  • Put advanced email screening systems into practice.
  • Implement email authentication procedures.
  • Employees should be taught to spot and report phishing attempts.

Access Controls:

  • Put sophisticated email screening systems into practice.
  • Limit an employee’s access privileges and permissions to what is essential for them to carry out their duties.
  • Employees should be taught to spot and report phishing attempts.

Data Protection:

  • Regularly back up critical data and ensure secure storage.
  • Encrypt sensitive data to protect it from unauthorised access.

System and Software Updates:

  • Keep all software, operating systems, and applications up-to-date.
  • Implement a robust patch management system.

Security Policies:

  • Establish and enforce clear security policies for email communication, data handling, and overall cybersecurity practices.

Device Control:

  • Restrict the use of external devices and implement controls for scanning and authorising external devices, such as flash drives and hard drives.

Your practice may greatly improve its resilience against a range of cyber attacks by implementing a comprehensive strategy that includes these broad cybersecurity steps. Preventive measures against cybercrime, continuous training, and regular upgrades are essential components of a safe healthcare environment.

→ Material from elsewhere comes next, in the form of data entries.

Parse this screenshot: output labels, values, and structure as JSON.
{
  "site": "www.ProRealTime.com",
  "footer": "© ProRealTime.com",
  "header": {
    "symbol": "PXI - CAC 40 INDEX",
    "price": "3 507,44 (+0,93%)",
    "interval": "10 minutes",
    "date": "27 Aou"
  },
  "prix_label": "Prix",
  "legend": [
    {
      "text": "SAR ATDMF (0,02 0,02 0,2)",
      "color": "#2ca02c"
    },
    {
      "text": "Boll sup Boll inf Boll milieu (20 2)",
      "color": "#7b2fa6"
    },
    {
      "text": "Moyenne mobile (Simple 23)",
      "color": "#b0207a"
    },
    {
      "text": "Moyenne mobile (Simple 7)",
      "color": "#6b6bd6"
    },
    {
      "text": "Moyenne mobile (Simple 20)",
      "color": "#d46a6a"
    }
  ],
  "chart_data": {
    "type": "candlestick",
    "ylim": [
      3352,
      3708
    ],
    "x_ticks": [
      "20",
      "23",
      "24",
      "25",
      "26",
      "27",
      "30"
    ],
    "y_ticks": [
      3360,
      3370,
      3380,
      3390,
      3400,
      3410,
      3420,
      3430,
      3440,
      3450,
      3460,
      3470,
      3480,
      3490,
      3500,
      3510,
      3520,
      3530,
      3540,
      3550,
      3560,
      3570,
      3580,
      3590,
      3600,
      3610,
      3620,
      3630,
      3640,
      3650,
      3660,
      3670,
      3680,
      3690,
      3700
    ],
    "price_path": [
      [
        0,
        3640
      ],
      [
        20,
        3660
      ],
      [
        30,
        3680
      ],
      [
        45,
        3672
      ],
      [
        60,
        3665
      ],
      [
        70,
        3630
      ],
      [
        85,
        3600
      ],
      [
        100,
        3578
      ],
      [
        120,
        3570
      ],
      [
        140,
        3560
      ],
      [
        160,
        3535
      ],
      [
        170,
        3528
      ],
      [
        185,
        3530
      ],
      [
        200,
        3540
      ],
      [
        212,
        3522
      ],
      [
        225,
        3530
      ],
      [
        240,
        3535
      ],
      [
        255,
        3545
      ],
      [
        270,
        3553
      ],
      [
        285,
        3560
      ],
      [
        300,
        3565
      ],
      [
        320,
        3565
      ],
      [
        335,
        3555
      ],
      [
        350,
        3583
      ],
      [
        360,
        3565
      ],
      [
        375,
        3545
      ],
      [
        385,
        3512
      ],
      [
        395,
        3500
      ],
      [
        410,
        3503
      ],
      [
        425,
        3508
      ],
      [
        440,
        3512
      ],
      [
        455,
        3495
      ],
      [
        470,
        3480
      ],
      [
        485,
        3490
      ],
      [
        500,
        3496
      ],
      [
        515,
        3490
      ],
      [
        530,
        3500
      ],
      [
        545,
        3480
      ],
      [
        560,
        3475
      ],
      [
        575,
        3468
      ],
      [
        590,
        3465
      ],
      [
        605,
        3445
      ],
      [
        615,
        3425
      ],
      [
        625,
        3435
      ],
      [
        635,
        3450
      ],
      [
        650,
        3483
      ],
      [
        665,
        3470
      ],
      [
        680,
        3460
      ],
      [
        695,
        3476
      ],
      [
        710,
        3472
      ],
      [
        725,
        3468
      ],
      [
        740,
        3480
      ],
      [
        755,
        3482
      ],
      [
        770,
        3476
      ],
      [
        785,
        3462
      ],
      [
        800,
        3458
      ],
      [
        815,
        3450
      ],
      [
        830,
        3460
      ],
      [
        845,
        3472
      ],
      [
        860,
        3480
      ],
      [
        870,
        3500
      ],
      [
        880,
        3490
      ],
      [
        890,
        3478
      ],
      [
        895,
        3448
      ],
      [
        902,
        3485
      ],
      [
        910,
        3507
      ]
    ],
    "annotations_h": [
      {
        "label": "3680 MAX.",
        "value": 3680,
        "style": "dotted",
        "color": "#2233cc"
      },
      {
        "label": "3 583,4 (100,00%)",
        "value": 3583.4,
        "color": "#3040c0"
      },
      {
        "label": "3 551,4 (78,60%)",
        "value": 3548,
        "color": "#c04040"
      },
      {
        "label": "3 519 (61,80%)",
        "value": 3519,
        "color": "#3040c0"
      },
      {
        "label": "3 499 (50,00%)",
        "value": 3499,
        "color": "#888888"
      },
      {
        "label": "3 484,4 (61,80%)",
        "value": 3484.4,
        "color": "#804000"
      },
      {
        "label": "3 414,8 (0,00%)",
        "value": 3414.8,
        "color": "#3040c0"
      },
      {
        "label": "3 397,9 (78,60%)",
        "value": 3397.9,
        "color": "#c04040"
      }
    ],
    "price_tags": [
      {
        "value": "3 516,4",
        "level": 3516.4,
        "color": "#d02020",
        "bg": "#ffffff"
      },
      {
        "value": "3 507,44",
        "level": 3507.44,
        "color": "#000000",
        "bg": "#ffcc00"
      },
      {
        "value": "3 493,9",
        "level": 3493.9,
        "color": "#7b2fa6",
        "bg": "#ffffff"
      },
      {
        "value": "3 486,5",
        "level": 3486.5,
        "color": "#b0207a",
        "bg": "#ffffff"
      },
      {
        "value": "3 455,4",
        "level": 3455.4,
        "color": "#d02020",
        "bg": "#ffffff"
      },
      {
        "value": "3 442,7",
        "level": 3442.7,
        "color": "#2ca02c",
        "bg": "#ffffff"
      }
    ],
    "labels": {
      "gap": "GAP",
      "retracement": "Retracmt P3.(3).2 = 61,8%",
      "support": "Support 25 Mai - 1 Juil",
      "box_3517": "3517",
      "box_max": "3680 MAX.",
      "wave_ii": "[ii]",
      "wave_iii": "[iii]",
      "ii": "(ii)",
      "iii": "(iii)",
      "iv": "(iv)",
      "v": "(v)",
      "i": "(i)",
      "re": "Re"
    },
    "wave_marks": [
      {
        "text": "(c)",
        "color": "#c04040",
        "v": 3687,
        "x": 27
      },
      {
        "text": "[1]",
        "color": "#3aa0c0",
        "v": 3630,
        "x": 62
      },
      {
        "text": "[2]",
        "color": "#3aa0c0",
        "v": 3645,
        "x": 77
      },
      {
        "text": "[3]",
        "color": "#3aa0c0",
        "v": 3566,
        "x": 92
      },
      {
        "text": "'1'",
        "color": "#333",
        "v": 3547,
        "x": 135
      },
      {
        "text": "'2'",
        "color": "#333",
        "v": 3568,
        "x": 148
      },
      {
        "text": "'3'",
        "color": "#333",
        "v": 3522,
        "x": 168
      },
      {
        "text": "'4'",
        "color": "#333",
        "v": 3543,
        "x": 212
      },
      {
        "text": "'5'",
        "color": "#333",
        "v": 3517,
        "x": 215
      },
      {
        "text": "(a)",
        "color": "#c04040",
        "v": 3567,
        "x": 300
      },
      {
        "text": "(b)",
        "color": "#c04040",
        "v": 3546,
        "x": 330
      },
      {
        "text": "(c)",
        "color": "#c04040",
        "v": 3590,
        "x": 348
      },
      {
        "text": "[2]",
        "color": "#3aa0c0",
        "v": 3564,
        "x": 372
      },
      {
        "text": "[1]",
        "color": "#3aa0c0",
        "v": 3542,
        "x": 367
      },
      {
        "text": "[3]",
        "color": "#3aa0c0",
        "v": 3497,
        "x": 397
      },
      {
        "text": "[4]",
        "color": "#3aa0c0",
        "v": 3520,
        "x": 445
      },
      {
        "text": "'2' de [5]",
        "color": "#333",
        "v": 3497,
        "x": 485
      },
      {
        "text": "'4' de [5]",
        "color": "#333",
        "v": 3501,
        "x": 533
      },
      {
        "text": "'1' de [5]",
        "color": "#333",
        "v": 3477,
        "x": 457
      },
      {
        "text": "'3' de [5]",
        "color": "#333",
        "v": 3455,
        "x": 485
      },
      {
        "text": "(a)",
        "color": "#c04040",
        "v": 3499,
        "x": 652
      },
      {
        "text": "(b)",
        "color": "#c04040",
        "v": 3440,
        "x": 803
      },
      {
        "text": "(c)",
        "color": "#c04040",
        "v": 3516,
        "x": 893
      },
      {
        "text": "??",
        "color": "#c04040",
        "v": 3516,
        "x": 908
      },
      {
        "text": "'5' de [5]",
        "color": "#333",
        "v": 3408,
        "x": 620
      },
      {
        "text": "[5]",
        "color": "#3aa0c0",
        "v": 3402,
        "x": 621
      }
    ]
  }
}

If there has been a cybersecurity breach at your medical practice, you need to move quickly and methodically to reduce the harm, safeguard private data, and get things back to normal. Some suggested actions would be:

Remove and Seal the Breach:

  • Determine which systems are compromised and isolate them to stop the breach from spreading.
  • To contain the situation, disconnect any infected systems or devices from the network.

Notify Relevant Parties:

  • Observe the legal and regulatory standards of breach notification, including informing regulatory agencies, patients, and other relevant persons.
  • If required, cooperate with law enforcement.

Carry out security updates:

  • All systems should be patched and updated to fix any vulnerabilities that may have been used.
  • Perform an extensive infrastructure-wide security evaluation.

Restore Using Backups:

  • Restore impacted systems from recent, clean backups, if applicable. Verify that the backups have not been tampered with and are safe.

Review and Update Policies:

  • Evaluate and update cybersecurity policies and procedures based on insights gained from the incident.
  • Reinforce the importance of adherence to security protocols.

Monitor for Further Threats:

  • Implement continuous monitoring for any signs of ongoing or future threats.
  • Consider threat hunting to identify potential risks proactively.

Legal and Regulatory Compliance:

  • Ensure compliance with legal and regulatory obligations following a cybersecurity incident.
  • Cooperate with investigations and audits as required.

If you’d like to know more about safe Practice Management Software that is ISO27001 certified and takes your practice’s, and patient’s data seriously, contact GoodX on 012 845 9888, or visit us on for a free demo today.